Click on “Download PDF” for the PDF version or on the title for the HTML version.

If you are not an ASABE member or if your employer has not arranged for access to the full-text, Click here for options.

Strengthening Senior Technology Capstone course experience for agricultural and industrial technology students

Published by the American Society of Agricultural and Biological Engineers, St. Joseph, Michigan

Citation:  2015 ASABE Annual International Meeting  152190004.(doi:10.13031/aim.20152190004)
Authors:   Lloyd Snell, Jacek A Koziel
Keywords:   Education, technology, management, course, practices

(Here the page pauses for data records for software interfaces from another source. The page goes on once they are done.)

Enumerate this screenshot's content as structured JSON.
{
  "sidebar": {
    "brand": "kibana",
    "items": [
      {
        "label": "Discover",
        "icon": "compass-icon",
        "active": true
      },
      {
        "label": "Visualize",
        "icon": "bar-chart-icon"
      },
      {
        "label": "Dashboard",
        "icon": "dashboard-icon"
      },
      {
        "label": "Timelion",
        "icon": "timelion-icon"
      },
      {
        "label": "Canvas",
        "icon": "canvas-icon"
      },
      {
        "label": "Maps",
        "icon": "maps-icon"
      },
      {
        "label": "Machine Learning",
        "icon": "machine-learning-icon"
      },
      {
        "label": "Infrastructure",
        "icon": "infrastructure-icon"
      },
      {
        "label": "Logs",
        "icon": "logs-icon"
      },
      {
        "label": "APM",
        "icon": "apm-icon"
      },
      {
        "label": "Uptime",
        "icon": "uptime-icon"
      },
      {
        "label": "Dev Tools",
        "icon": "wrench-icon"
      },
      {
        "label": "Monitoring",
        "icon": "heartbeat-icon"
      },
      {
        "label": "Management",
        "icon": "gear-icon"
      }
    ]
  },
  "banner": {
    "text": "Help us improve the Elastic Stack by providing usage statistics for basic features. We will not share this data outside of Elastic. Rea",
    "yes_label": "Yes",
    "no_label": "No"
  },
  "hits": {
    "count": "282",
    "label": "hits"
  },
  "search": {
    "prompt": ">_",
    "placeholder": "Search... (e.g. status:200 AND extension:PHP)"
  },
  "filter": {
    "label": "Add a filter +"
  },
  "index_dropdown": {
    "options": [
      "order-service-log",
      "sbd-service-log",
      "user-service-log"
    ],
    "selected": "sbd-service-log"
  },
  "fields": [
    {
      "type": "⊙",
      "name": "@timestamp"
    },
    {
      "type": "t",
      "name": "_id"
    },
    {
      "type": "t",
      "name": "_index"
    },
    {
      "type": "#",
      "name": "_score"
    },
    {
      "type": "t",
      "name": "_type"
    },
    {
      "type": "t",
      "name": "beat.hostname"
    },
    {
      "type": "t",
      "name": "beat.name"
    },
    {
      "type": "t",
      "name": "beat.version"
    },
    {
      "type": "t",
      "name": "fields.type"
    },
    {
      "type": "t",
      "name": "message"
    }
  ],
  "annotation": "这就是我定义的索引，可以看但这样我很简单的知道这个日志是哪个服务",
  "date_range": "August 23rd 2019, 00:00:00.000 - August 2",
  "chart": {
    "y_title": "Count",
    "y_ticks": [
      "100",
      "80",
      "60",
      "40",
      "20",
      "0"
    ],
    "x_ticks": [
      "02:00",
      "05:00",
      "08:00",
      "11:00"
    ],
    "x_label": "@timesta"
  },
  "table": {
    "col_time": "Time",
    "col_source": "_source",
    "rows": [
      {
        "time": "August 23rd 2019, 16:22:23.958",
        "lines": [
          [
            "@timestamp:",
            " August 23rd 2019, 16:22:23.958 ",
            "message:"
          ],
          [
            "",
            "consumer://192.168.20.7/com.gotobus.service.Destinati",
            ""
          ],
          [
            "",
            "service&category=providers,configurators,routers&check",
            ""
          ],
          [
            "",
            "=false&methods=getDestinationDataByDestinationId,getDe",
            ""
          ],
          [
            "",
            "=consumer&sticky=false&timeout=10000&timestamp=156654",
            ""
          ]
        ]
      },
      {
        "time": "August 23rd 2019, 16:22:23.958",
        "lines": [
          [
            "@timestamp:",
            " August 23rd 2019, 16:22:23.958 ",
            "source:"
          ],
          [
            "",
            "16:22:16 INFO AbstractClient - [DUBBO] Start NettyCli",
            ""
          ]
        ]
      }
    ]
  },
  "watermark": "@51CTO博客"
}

Abstract. The Technology Capstone I/II are required Agricultural Systems Technology and Industrial Technology courses at Agricultural and Biosystems Engineering (ABE), Iowa State University to prepare students for workplace application of learned practices. Instructors are challenged to create a strong and rigorous learning experience in the final year of a typical degree program. Past experiences with Technology Capstone course weaknesses could be summarized as follows: (1) projects were often "made-up" problems, i.e., contrived to meet academic requirements, lacking real-world business client and associated professional/business-world expectations, (2) student engagement was low and affecting other team members, and (3) instructors lacked sufficient information for assessing performance and awarding final grades. This paper describes how the Technology Capstone course was strengthened to address these major weaknesses. The objectives of this paper are to: (1) overview the significant parts of Technology Capstone at ABE and how they contributed to course weakness; and to (2) share the experiences strengthening student experience and course outcomes through student based project selection process, team member accountability and weighted team member evaluations. Major improvements were made that focused on the following areas: (1) project identification, (2) team selection process, (3) team member evaluations, (4)   written and oral communication, (5)   facilities improvement and programming changes, and (6) faculty mentors. Several measures were put in place to strengthen team success, student accountability, and expected team member performance: (1) quality and quantity of work; (2) team meeting attendance, (3) preparation and participation; (4) team task deadlines; and (5) collaboration and effort.

(Download PDF)    (Export to EndNotes)